AVAILABLE DATA:
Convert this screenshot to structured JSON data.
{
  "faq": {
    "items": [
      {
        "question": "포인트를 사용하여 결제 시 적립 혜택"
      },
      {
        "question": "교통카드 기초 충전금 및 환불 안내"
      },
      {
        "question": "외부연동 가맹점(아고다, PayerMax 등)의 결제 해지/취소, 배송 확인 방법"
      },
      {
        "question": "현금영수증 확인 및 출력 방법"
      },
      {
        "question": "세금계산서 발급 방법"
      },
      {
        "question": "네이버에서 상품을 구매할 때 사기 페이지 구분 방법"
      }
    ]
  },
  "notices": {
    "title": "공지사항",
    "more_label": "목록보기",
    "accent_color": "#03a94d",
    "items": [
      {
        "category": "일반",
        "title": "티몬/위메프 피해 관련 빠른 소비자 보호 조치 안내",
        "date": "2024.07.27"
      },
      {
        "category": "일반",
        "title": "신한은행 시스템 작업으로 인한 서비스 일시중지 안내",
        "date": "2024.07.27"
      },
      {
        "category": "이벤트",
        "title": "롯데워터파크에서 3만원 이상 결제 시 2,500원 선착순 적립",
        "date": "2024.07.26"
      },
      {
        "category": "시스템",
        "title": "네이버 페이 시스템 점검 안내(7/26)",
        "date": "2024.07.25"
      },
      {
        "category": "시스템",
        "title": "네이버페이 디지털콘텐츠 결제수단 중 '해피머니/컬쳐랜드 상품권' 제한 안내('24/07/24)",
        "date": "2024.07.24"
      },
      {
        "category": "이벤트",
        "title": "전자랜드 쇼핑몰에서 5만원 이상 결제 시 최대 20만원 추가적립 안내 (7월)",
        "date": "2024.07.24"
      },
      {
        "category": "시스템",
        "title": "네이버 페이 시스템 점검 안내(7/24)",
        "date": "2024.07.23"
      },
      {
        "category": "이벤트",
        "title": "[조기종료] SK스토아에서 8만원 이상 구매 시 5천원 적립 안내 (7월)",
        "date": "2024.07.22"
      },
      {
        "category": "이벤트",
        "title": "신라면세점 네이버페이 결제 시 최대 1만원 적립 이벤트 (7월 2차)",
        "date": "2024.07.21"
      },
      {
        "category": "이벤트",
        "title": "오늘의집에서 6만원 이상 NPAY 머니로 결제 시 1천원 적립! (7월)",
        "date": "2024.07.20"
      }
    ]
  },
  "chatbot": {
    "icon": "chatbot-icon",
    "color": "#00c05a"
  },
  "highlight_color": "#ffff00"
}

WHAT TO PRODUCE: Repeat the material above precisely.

WRITTEN RESPONSE:
Convert this screenshot to structured JSON data.
{
  "faq": {
    "items": [
      {
        "question": "포인트를 사용하여 결제 시 적립 혜택"
      },
      {
        "question": "교통카드 기초 충전금 및 환불 안내"
      },
      {
        "question": "외부연동 가맹점(아고다, PayerMax 등)의 결제 해지/취소, 배송 확인 방법"
      },
      {
        "question": "현금영수증 확인 및 출력 방법"
      },
      {
        "question": "세금계산서 발급 방법"
      },
      {
        "question": "네이버에서 상품을 구매할 때 사기 페이지 구분 방법"
      }
    ]
  },
  "notices": {
    "title": "공지사항",
    "more_label": "목록보기",
    "accent_color": "#03a94d",
    "items": [
      {
        "category": "일반",
        "title": "티몬/위메프 피해 관련 빠른 소비자 보호 조치 안내",
        "date": "2024.07.27"
      },
      {
        "category": "일반",
        "title": "신한은행 시스템 작업으로 인한 서비스 일시중지 안내",
        "date": "2024.07.27"
      },
      {
        "category": "이벤트",
        "title": "롯데워터파크에서 3만원 이상 결제 시 2,500원 선착순 적립",
        "date": "2024.07.26"
      },
      {
        "category": "시스템",
        "title": "네이버 페이 시스템 점검 안내(7/26)",
        "date": "2024.07.25"
      },
      {
        "category": "시스템",
        "title": "네이버페이 디지털콘텐츠 결제수단 중 '해피머니/컬쳐랜드 상품권' 제한 안내('24/07/24)",
        "date": "2024.07.24"
      },
      {
        "category": "이벤트",
        "title": "전자랜드 쇼핑몰에서 5만원 이상 결제 시 최대 20만원 추가적립 안내 (7월)",
        "date": "2024.07.24"
      },
      {
        "category": "시스템",
        "title": "네이버 페이 시스템 점검 안내(7/24)",
        "date": "2024.07.23"
      },
      {
        "category": "이벤트",
        "title": "[조기종료] SK스토아에서 8만원 이상 구매 시 5천원 적립 안내 (7월)",
        "date": "2024.07.22"
      },
      {
        "category": "이벤트",
        "title": "신라면세점 네이버페이 결제 시 최대 1만원 적립 이벤트 (7월 2차)",
        "date": "2024.07.21"
      },
      {
        "category": "이벤트",
        "title": "오늘의집에서 6만원 이상 NPAY 머니로 결제 시 1천원 적립! (7월)",
        "date": "2024.07.20"
      }
    ]
  },
  "chatbot": {
    "icon": "chatbot-icon",
    "color": "#00c05a"
  },
  "highlight_color": "#ffff00"
}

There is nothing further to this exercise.